> [Dataset entries]
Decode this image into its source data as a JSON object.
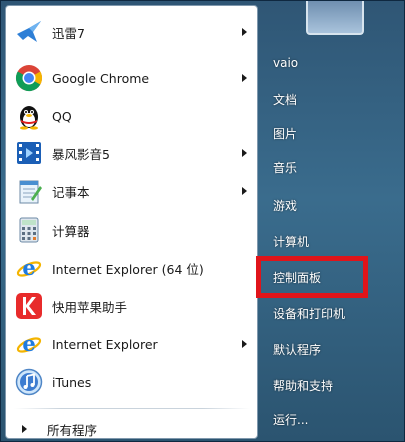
{
  "left_panel": {
    "items": [
      {
        "label": "迅雷7",
        "icon": "thunder-bird-icon",
        "has_submenu": true
      },
      {
        "label": "Google Chrome",
        "icon": "chrome-icon",
        "has_submenu": true
      },
      {
        "label": "QQ",
        "icon": "qq-penguin-icon",
        "has_submenu": false
      },
      {
        "label": "暴风影音5",
        "icon": "baofeng-film-icon",
        "has_submenu": true
      },
      {
        "label": "记事本",
        "icon": "notepad-icon",
        "has_submenu": true
      },
      {
        "label": "计算器",
        "icon": "calculator-icon",
        "has_submenu": false
      },
      {
        "label": "Internet Explorer (64 位)",
        "icon": "ie-icon",
        "has_submenu": false
      },
      {
        "label": "快用苹果助手",
        "icon": "kuaiyong-icon",
        "has_submenu": false
      },
      {
        "label": "Internet Explorer",
        "icon": "ie-icon",
        "has_submenu": true
      },
      {
        "label": "iTunes",
        "icon": "itunes-icon",
        "has_submenu": false
      }
    ],
    "all_programs": "所有程序"
  },
  "right_panel": {
    "items": [
      {
        "label": "vaio"
      },
      {
        "label": "文档"
      },
      {
        "label": "图片"
      },
      {
        "label": "音乐"
      },
      {
        "label": "游戏"
      },
      {
        "label": "计算机"
      },
      {
        "label": "控制面板"
      },
      {
        "label": "设备和打印机"
      },
      {
        "label": "默认程序"
      },
      {
        "label": "帮助和支持"
      },
      {
        "label": "运行..."
      }
    ]
  },
  "colors": {
    "highlight": "#e0141a",
    "menu_background": "#2f5675"
  }
}
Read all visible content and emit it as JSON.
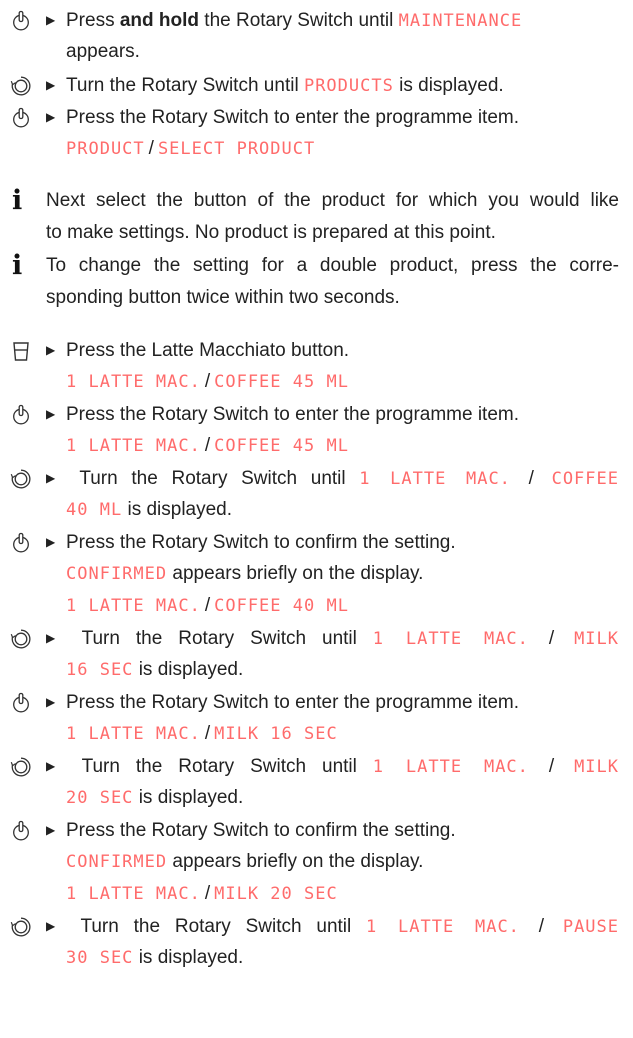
{
  "s1": {
    "a": "Press ",
    "b": "and hold",
    "c": " the Rotary Switch until ",
    "d": "MAINTENANCE",
    "e": "appears."
  },
  "s2": {
    "a": "Turn the Rotary Switch until ",
    "b": "PRODUCTS",
    "c": " is displayed."
  },
  "s3": {
    "a": "Press the Rotary Switch to enter the programme item.",
    "b": "PRODUCT",
    "sep": "/",
    "c": "SELECT PRODUCT"
  },
  "i1": {
    "l1": "Next select the button of the product for which you would like",
    "l2": "to make settings. No product is prepared at this point."
  },
  "i2": {
    "l1": "To change the setting for a double product, press the corre-",
    "l2": "sponding button twice within two seconds."
  },
  "s4": {
    "a": "Press the Latte Macchiato button.",
    "b": "1 LATTE MAC.",
    "sep": "/",
    "c": "COFFEE 45 ML"
  },
  "s5": {
    "a": "Press the Rotary Switch to enter the programme item.",
    "b": "1 LATTE MAC.",
    "sep": "/",
    "c": "COFFEE 45 ML"
  },
  "s6": {
    "a": "Turn the Rotary Switch until ",
    "b": "1 LATTE MAC.",
    "sep": "/",
    "c": "COFFEE",
    "d": "40 ML",
    "e": " is displayed."
  },
  "s7": {
    "a": "Press the Rotary Switch to confirm the setting.",
    "b": "CONFIRMED",
    "c": " appears briefly on the display.",
    "d": "1 LATTE MAC.",
    "sep": "/",
    "e": "COFFEE 40 ML"
  },
  "s8": {
    "a": "Turn the Rotary Switch until ",
    "b": "1 LATTE MAC.",
    "sep": "/",
    "c": "MILK",
    "d": "16 SEC",
    "e": " is displayed."
  },
  "s9": {
    "a": "Press the Rotary Switch to enter the programme item.",
    "b": "1 LATTE MAC.",
    "sep": "/",
    "c": "MILK 16 SEC"
  },
  "s10": {
    "a": "Turn the Rotary Switch until ",
    "b": "1 LATTE MAC.",
    "sep": "/",
    "c": "MILK",
    "d": "20 SEC",
    "e": " is displayed."
  },
  "s11": {
    "a": "Press the Rotary Switch to confirm the setting.",
    "b": "CONFIRMED",
    "c": " appears briefly on the display.",
    "d": "1 LATTE MAC.",
    "sep": "/",
    "e": "MILK 20 SEC"
  },
  "s12": {
    "a": "Turn the Rotary Switch until ",
    "b": "1 LATTE MAC.",
    "sep": "/",
    "c": "PAUSE",
    "d": "30 SEC",
    "e": " is displayed."
  },
  "icons": {
    "press": "press-switch-icon",
    "turn": "rotate-switch-icon",
    "info": "info-icon",
    "cup": "latte-macchiato-button-icon",
    "bullet": "triangle-bullet-icon"
  },
  "colors": {
    "display_text": "#ff6b6b",
    "body_text": "#222222"
  }
}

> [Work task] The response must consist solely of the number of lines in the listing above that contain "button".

> [Response] 4